Eric Sipple is a web developer by day and a writer by night. His first novel, Broken Magic, was published in September and is available on Amazon. Read his thoughts on writing and rejection, film and novels, and living with mental illness at Saalon Muyo. He hangs out on Twitter as @saalon, where he hopes you’ll find him, because he’s a loudmouth and loves to chat.
When I tell someone I wrote a novel, the most common response is, “I wish I could write a novel.” They usually have an idea – often a really good one! – and maybe even have some of it written. They just can’t see themselves at the other end of the tunnel, finished novel in hand. My response is always the same.
“You can write a novel.”
In January, if someone told me they’d just run seven miles straight, you know what I’d have said? I wish I could run seven miles. I couldn’t even go a single mile without having to walk half of it. The gulf between a half-mile of speed and an hour of continuous, lung-burning motion was infinite. The people who could do it were on the other side of the chasm. They were born on that side, and I could no more join them than become a dolphin and swim to the Galapagos Islands.
Two weeks ago, I ran seven miles straight.
Before I wrote my first novel, Broken Magic, I knew I wanted to write it. It was just so far from here to there. What if I hated my idea halfway through? What if I hit a dead end? What if I stopped, and everyone knew I stopped, and I had to look them in the eye and see their disappointment? The enemy wasn’t the novel itself, but the fear of how long I’d have to find a way to fail.
There was only one way I could fight that fear: avoid it. There are some fears that are too enormous to get your mind around, too daunting to face head on. Once I decided I was going to write Broken Magic, I stopped thinking about whether or not I could write it all. I didn’t know if I could or not, but I knew I could write today, and when today was over, and I’d slept, and woken up, and had my coffee, all I had to do was the same thing: write for one more day. The same way that I only worried about getting through one run – going a little faster, a little further – I only allowed myself to fear that one day’s goal.
There were days where I failed, where I didn’t write, but because I wasn’t worried about the whole novel I only had to get back up and write the next day to get back on track. A day was a battle I could win. Eventually I won enough battles to win the war. I had a novel because I built it one day at a time.
If you can write today, you can write anything you want.

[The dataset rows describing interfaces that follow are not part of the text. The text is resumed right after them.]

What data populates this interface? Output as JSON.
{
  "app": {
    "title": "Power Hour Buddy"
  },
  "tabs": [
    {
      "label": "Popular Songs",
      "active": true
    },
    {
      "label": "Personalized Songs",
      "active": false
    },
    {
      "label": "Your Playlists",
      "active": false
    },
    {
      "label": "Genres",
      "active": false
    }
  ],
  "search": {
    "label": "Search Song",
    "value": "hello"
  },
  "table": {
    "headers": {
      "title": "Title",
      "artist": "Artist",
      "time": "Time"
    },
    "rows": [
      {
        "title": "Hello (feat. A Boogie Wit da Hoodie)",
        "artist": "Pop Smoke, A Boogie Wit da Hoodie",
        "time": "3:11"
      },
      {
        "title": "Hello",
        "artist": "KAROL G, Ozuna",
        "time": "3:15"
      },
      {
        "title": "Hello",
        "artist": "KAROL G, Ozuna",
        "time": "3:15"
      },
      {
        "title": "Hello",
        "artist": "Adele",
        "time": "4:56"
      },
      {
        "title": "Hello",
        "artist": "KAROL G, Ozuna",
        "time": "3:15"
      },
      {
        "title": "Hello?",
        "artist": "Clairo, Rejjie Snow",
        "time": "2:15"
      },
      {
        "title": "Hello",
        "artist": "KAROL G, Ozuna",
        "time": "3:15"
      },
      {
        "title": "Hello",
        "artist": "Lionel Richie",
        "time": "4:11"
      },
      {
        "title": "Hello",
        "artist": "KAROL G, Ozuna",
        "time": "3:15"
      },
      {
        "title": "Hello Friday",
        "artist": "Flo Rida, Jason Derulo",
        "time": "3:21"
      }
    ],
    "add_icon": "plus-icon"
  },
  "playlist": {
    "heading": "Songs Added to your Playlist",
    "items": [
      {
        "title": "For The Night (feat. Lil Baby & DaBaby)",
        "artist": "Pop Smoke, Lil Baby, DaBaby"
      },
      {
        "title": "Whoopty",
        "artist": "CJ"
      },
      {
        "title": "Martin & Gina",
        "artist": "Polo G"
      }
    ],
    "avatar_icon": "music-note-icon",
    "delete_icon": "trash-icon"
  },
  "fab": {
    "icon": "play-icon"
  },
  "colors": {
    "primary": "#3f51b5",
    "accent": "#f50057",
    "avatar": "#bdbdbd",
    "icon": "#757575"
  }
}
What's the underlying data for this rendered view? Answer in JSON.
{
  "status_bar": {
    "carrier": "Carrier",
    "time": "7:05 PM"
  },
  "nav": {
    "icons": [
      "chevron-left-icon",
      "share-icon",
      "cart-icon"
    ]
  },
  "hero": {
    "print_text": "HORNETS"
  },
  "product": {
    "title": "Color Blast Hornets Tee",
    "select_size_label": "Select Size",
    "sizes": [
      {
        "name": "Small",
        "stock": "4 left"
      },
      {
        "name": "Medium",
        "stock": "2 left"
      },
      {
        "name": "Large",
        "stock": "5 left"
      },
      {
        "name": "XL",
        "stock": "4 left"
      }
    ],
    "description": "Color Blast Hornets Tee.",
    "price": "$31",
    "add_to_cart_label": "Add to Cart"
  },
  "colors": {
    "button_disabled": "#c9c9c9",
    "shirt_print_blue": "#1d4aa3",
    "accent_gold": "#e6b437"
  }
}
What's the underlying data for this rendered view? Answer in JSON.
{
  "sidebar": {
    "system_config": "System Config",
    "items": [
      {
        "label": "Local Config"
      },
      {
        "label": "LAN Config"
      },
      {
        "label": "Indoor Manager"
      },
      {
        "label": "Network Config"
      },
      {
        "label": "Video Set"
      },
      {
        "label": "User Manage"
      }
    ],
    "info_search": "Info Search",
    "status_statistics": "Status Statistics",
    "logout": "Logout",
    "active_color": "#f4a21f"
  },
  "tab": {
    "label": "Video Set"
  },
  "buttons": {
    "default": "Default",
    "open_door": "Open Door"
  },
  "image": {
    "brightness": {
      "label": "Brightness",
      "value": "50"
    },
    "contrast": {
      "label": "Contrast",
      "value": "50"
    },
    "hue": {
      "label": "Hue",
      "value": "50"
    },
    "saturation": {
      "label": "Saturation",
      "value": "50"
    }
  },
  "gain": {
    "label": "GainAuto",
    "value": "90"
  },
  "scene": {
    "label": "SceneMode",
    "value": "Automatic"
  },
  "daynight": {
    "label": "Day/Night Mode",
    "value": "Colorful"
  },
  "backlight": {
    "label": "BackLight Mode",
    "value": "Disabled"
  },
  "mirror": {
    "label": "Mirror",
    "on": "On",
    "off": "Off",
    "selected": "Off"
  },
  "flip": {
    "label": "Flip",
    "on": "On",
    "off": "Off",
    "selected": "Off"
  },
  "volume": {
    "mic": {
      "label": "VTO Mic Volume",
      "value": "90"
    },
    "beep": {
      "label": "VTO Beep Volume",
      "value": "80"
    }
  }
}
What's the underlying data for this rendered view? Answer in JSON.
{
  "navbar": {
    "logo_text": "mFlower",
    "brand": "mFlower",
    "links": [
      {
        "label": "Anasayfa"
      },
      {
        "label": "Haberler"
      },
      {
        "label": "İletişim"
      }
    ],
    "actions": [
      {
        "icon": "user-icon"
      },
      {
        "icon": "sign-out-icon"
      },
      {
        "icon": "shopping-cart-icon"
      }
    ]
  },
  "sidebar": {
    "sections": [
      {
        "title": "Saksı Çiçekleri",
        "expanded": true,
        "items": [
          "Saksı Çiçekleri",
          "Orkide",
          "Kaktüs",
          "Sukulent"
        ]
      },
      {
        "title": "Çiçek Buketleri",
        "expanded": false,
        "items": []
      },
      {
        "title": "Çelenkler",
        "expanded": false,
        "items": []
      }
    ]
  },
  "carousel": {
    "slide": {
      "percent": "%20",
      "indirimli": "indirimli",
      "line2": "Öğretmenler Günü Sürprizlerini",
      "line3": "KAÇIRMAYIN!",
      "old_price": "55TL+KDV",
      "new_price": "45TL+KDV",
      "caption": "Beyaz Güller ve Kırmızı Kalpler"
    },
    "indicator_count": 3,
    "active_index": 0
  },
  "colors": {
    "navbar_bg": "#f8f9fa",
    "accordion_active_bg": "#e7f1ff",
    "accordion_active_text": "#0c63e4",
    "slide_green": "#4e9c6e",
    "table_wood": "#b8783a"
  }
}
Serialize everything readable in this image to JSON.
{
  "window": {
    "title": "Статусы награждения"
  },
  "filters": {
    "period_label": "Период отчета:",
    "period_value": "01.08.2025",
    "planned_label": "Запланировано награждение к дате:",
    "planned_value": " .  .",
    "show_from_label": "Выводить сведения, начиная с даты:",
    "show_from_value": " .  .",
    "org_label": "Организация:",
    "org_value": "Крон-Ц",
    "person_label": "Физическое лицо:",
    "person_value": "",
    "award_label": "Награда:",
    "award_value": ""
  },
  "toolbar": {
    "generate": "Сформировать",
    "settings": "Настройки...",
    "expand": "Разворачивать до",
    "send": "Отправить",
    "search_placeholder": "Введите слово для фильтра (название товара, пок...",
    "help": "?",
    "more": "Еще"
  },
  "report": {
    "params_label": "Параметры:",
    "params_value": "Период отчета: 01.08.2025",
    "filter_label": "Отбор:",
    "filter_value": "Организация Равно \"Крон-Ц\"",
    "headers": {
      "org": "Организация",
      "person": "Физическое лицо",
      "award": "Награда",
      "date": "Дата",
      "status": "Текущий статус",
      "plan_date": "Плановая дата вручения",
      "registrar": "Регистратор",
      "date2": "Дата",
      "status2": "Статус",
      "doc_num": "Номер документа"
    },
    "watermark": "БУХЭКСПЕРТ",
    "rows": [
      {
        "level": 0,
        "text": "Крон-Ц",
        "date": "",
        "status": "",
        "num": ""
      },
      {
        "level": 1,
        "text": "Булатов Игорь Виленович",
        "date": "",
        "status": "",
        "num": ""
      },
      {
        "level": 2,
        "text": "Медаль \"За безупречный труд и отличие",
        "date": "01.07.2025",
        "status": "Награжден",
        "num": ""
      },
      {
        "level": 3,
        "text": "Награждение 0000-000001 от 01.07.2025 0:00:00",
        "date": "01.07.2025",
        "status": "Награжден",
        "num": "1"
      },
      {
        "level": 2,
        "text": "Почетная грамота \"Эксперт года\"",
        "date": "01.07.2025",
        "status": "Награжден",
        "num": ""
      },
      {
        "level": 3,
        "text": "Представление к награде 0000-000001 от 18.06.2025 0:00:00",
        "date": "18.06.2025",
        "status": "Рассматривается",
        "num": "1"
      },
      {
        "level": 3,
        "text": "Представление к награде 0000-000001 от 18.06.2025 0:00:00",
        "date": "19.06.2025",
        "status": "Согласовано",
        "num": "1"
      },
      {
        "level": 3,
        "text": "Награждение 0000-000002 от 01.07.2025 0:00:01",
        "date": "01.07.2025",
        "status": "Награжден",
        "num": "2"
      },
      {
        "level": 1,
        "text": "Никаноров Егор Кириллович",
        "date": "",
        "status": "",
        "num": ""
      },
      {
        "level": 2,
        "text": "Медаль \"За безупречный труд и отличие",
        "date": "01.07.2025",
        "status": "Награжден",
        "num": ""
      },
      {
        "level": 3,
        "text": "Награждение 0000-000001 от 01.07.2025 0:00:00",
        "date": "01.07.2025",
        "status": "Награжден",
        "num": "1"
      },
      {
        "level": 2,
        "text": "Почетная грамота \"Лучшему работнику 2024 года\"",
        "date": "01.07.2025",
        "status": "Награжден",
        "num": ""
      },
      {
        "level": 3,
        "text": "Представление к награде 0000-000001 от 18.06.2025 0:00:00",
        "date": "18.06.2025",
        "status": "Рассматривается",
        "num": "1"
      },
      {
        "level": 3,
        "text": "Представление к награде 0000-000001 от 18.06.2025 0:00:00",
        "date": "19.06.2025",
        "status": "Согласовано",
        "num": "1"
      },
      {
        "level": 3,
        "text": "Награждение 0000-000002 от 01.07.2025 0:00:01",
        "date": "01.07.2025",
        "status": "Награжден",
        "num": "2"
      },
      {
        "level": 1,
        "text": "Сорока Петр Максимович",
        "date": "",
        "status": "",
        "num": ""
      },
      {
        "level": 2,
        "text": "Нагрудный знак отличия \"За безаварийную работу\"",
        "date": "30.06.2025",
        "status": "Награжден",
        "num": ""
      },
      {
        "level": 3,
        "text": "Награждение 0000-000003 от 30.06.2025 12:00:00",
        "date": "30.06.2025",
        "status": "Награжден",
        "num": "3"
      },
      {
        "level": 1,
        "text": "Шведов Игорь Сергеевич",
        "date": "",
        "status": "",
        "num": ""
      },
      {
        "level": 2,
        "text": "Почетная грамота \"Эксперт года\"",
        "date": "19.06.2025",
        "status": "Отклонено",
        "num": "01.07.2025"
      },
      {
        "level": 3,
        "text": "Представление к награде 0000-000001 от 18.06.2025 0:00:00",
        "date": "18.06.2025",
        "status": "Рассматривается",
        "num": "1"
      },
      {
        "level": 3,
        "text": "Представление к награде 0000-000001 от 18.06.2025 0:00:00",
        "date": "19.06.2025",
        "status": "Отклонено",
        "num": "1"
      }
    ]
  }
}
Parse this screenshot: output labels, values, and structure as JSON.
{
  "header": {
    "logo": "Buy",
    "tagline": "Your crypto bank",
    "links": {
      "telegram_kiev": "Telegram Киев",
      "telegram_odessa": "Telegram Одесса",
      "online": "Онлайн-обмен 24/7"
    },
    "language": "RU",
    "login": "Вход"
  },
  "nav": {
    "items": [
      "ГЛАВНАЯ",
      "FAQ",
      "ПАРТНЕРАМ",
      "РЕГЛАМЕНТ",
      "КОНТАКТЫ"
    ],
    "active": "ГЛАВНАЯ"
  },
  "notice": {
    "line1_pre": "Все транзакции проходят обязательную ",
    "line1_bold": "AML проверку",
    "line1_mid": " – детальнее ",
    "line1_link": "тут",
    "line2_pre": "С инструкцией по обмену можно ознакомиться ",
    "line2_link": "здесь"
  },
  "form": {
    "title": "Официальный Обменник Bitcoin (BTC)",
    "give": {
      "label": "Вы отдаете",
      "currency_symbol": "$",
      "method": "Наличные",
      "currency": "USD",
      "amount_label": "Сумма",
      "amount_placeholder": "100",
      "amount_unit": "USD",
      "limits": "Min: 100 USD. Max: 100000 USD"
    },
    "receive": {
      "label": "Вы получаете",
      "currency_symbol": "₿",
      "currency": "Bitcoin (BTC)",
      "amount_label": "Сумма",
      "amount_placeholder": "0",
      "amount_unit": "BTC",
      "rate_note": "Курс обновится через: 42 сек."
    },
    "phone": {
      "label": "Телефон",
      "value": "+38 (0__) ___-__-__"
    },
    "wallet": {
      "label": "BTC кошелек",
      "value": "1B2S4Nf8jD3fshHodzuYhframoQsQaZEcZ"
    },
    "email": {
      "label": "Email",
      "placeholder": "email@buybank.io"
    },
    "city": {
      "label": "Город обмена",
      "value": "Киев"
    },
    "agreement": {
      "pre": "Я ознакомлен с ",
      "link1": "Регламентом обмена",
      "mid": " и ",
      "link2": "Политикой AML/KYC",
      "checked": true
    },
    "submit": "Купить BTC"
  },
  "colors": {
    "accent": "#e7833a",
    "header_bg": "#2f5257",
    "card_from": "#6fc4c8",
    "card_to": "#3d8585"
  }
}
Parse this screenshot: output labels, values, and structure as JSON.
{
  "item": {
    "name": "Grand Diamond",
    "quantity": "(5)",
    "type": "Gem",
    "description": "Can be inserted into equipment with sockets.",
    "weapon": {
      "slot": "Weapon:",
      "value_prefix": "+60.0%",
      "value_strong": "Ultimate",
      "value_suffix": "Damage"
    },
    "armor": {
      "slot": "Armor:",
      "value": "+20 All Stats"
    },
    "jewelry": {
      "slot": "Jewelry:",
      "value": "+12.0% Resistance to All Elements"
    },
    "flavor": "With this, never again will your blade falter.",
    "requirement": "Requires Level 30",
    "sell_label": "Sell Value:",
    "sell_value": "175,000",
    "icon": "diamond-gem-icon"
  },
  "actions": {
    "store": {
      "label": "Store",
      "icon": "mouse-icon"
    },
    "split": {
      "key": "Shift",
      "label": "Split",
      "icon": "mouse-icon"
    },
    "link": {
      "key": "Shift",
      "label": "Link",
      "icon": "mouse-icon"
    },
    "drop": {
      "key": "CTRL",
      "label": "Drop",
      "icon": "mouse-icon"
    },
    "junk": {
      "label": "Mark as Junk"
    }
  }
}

A blog post. A short story. A play. A film. A novel. It doesn’t matter what you hope to have written at the end. Write today. Just today. Write today and there’s nothing you can’t do.